▶ _Brief_: Quote the data below in full, please, without altering anything.

▶ _Source information_:

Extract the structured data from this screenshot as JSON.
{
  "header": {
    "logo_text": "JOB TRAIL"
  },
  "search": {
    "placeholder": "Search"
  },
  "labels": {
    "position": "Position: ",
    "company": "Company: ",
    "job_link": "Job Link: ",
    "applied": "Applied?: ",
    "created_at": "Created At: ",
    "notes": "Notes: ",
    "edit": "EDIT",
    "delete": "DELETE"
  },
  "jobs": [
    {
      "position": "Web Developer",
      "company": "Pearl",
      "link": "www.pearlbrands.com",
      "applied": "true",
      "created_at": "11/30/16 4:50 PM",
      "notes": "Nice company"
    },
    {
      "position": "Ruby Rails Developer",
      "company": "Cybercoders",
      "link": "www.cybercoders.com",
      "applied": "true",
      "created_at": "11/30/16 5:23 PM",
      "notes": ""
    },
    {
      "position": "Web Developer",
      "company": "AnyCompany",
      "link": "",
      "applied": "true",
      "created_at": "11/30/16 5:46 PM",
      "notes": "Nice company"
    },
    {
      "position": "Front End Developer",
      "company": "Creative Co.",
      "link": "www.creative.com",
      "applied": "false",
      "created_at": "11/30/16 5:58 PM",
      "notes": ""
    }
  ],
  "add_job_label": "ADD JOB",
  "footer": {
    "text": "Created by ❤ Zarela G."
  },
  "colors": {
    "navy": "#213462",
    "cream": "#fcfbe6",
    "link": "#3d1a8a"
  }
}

▶ _Written solution_:
Extract the structured data from this screenshot as JSON.
{
  "header": {
    "logo_text": "JOB TRAIL"
  },
  "search": {
    "placeholder": "Search"
  },
  "labels": {
    "position": "Position: ",
    "company": "Company: ",
    "job_link": "Job Link: ",
    "applied": "Applied?: ",
    "created_at": "Created At: ",
    "notes": "Notes: ",
    "edit": "EDIT",
    "delete": "DELETE"
  },
  "jobs": [
    {
      "position": "Web Developer",
      "company": "Pearl",
      "link": "www.pearlbrands.com",
      "applied": "true",
      "created_at": "11/30/16 4:50 PM",
      "notes": "Nice company"
    },
    {
      "position": "Ruby Rails Developer",
      "company": "Cybercoders",
      "link": "www.cybercoders.com",
      "applied": "true",
      "created_at": "11/30/16 5:23 PM",
      "notes": ""
    },
    {
      "position": "Web Developer",
      "company": "AnyCompany",
      "link": "",
      "applied": "true",
      "created_at": "11/30/16 5:46 PM",
      "notes": "Nice company"
    },
    {
      "position": "Front End Developer",
      "company": "Creative Co.",
      "link": "www.creative.com",
      "applied": "false",
      "created_at": "11/30/16 5:58 PM",
      "notes": ""
    }
  ],
  "add_job_label": "ADD JOB",
  "footer": {
    "text": "Created by ❤ Zarela G."
  },
  "colors": {
    "navy": "#213462",
    "cream": "#fcfbe6",
    "link": "#3d1a8a"
  }
}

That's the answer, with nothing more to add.